"At Mooneyes Yokohama last year custom Crowns were some of the stars of the show. With their Celica-like face, burly presence and otherworldly styling, the early seventies manifestation of Toyota's domestic luxury sedan is one of the most appealing and "
Toyota @ 80: the brand’s greatest moments…
As Toyota reaches its eighth decade we pick the brand's finest moments...
Toyota is a prism.
Shine light through it and you can see a spectrum of automotive colour. As the company celebrates eighty years of automobile production, we thought we’d highlight some of the most towering achievements.
1973: HiLux (2nd Gen)
There’s been a lot of sticky balls spoken and written about the HiLux and its indestructibility. Sure there’s a lot of these trucks still on the streets after a couple of hundred thousand miles – but this is not the main reason we love them. People forget what a cute little format the lifestyle pickup is. If you get it right the pickup is the perfect youth vehicle – a practical, two seat runabout that can haul anything from your dirt bike and your surfboards to your camping gear and friends. It was the second gen HiLux that really got a grip of this idea. There’s a three box simplicity to the HiLux concept that survives even longer than the trucks themselves. And yes, landscape gardeners, Arctic adventurers and Paris Dakar nut-cases love them too.

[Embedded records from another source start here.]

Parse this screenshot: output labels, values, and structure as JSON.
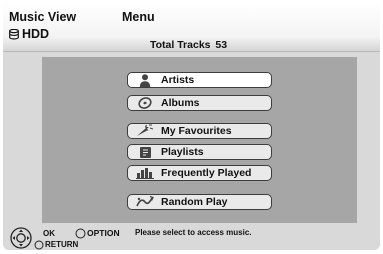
{
  "header": {
    "view_title": "Music View",
    "drive_label": "HDD",
    "menu_title": "Menu",
    "total_label": "Total Tracks",
    "total_value": "53"
  },
  "menu": {
    "items": [
      {
        "label": "Artists",
        "icon": "person-icon",
        "selected": true
      },
      {
        "label": "Albums",
        "icon": "disc-icon",
        "selected": false
      },
      {
        "label": "My Favourites",
        "icon": "favourite-icon",
        "selected": false
      },
      {
        "label": "Playlists",
        "icon": "playlist-icon",
        "selected": false
      },
      {
        "label": "Frequently Played",
        "icon": "frequently-played-icon",
        "selected": false
      },
      {
        "label": "Random Play",
        "icon": "random-play-icon",
        "selected": false
      }
    ]
  },
  "footer": {
    "ok_label": "OK",
    "return_label": "RETURN",
    "option_label": "OPTION",
    "hint": "Please select to access music."
  },
  "colors": {
    "panel": "#d9d9d9",
    "content": "#a6a6a6",
    "item": "#eaeaea",
    "item_selected": "#ffffff"
  }
}
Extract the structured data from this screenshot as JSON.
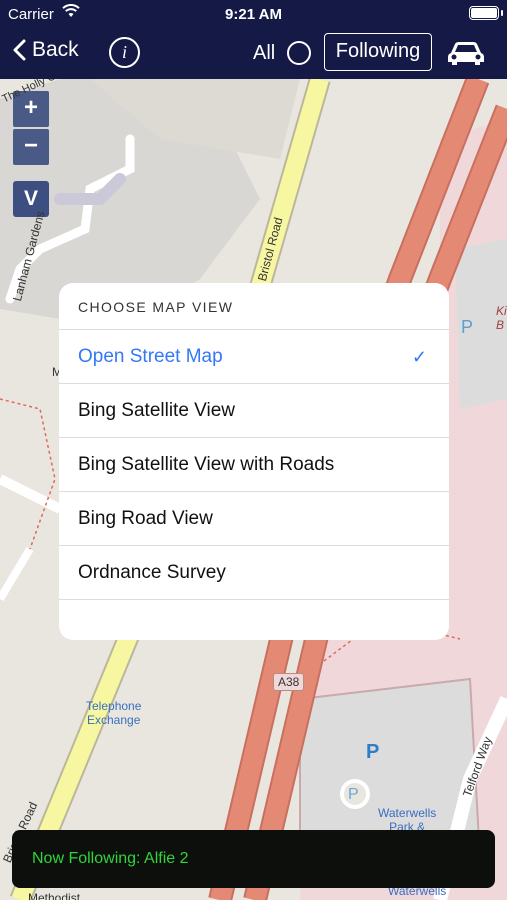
{
  "status": {
    "carrier": "Carrier",
    "time": "9:21 AM"
  },
  "nav": {
    "back_label": "Back",
    "info_label": "i",
    "all_label": "All",
    "following_label": "Following"
  },
  "map": {
    "zoom_in": "+",
    "zoom_out": "−",
    "view_button": "V",
    "labels": {
      "holly": "The Holly Gr",
      "lanham": "Lanham Gardens",
      "bristol": "Bristol Road",
      "a38": "A38",
      "telephone": "Telephone\nExchange",
      "telford": "Telford Way",
      "waterwells_park": "Waterwells\nPark &",
      "waterwells": "Waterwells",
      "methodist": "Methodist",
      "kb": "Ki\nB",
      "bristol_road2": "Bristol Road",
      "m": "M",
      "p_small": "P",
      "p_large": "P",
      "p_circle": "P"
    }
  },
  "dialog": {
    "title": "CHOOSE MAP VIEW",
    "options": [
      "Open Street Map",
      "Bing Satellite View",
      "Bing Satellite View with Roads",
      "Bing Road View",
      "Ordnance Survey"
    ],
    "selected_index": 0,
    "check_mark": "✓"
  },
  "toast": {
    "text": "Now Following: Alfie 2"
  },
  "colors": {
    "nav_bg": "#141a45",
    "accent_blue": "#3478f6",
    "toast_text": "#2fd53a",
    "road_red": "#e48a74",
    "road_yellow": "#f6f7a0"
  }
}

The Prius demonstrates Toyota’s audacity. It may not be the sexiest car out there, and you probably associate it too strongly these days with your friendly Über driver to take it seriously as an object of desire. But stick some moon discs on the first successful mass-market hybrid and you’ll see that it can even hold its own in the aesthetic stakes. If the future of cars is that of a post-fuel world then the Prius was the opening statement of a global industry. Because of that the exceedingly unattractive first gen Prius may be the most perfect of collectors items. A real watershed.
The GT86 is more fun than a barrel of yakuza on fine Japanese whisky. Trust us. Taking its inspiration from the AE86 Hachi Roku – the decision to release these little sportsters, in collaboration with Subaru of course, was inspired. Funnily enough the contemporary Toyota range doesn’t really shout that loud about how great these little cars really are – and they sit strangely in the product range. Rest assured though, this is a real inheritor of all the good things about Japanese sports cars. They rev enthusiastically without killing the planet in one fell swoop and handle like a smooth running cart – especially in the mountain twisties that were its inspiration. Little wonder that manga character Initial D hopped in one recently in a tribute to the genesis of the drift scene. A great little plaything this. More please Toyota!

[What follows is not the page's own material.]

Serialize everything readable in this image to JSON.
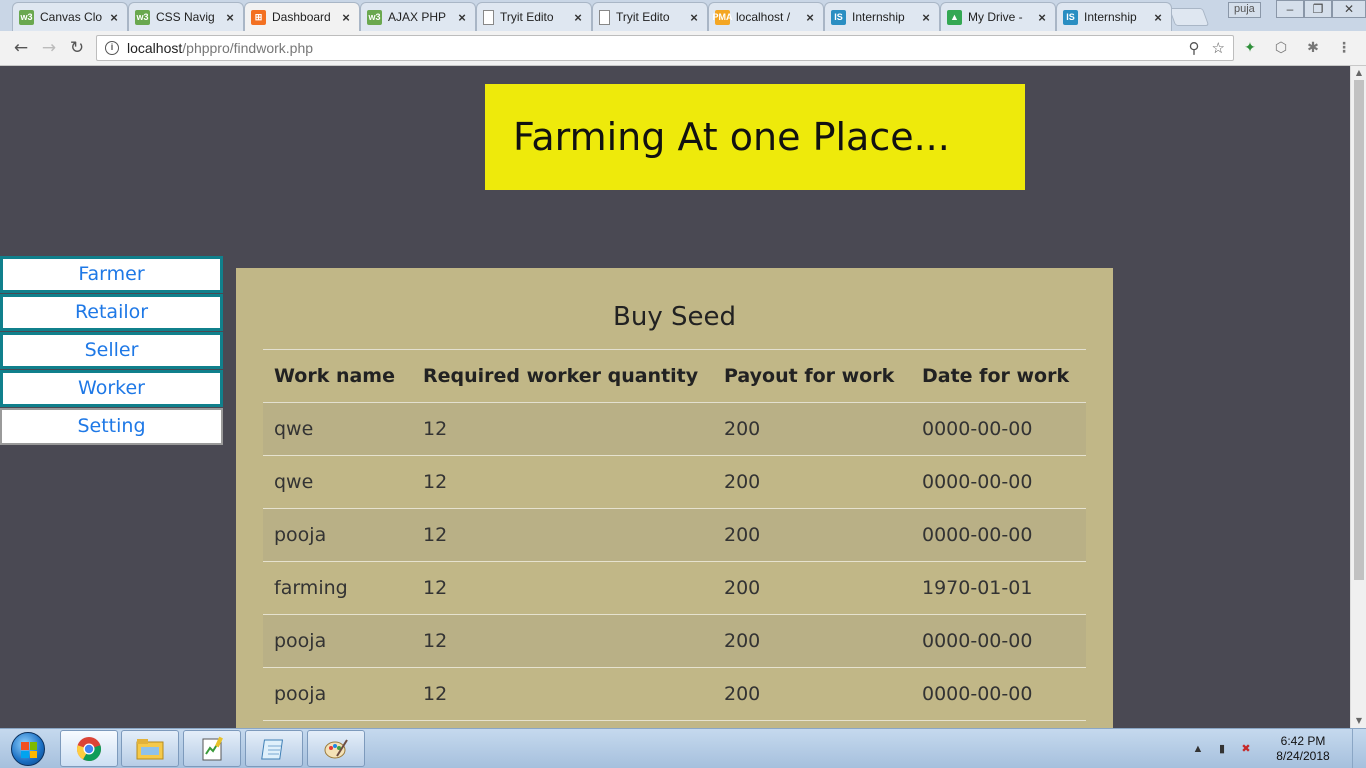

1972: Celica Gen 1
If anyone out there doesn’t believe that Toyota made a viable version of the ‘Stang in the early seventies then step to me. Check out these pics of the first gen Celica. Those lines, louvres, intakes. The perky rear, the sweeping pertness of the three quarter profile. It all speaks of a brilliant take on what made the Pony Car truly desirable. The design whispered of power and dynamics – but with a compact, revvy power unit is articulated with the oil crisis nicely. The first gen Celica has proved one of the most perennially satisfying Japanese car designs ever.
2016: 4-Runner TRD Pro
It’s a bit archaic. It’s a bit lumpen. It’s based on a pickup truck. You can only buy it in the US (preferably Texas). And it will cost the earth to run in the UK. But despite this the pure badass looks of Toyota’s 4-Runner TRD Pro, especially in that amazing ‘Quicksand’ colourway, makes it for us the best looking adventuremobile on the market. This truck makes us want to move to the wide open spaces of the Wild West and get all anachronistic. A motor to tackle the apocalypse. And that looks more likely than ever.
OK, it might be a bit obvious. But Toyota’s late sixties masterpiece had to be mentioned here. It’s one of those designs that you can’t get tired of looking at. The design takes the format of a FHC E-Type but crosses it with the vibe of Datsun’s Z-Car Fairladies. This makes it uniquely Japanese and exotic. The lines are heartbreakingly bold, refined and beautiful. This is a perfect example of how Japanese companies have been able to take a very foreign idea (that of the long-legged Gran Turismo) and reinvent it perfectly. Silly money these days. Twenty years ago very affordable.
CLICK TO ENLARGE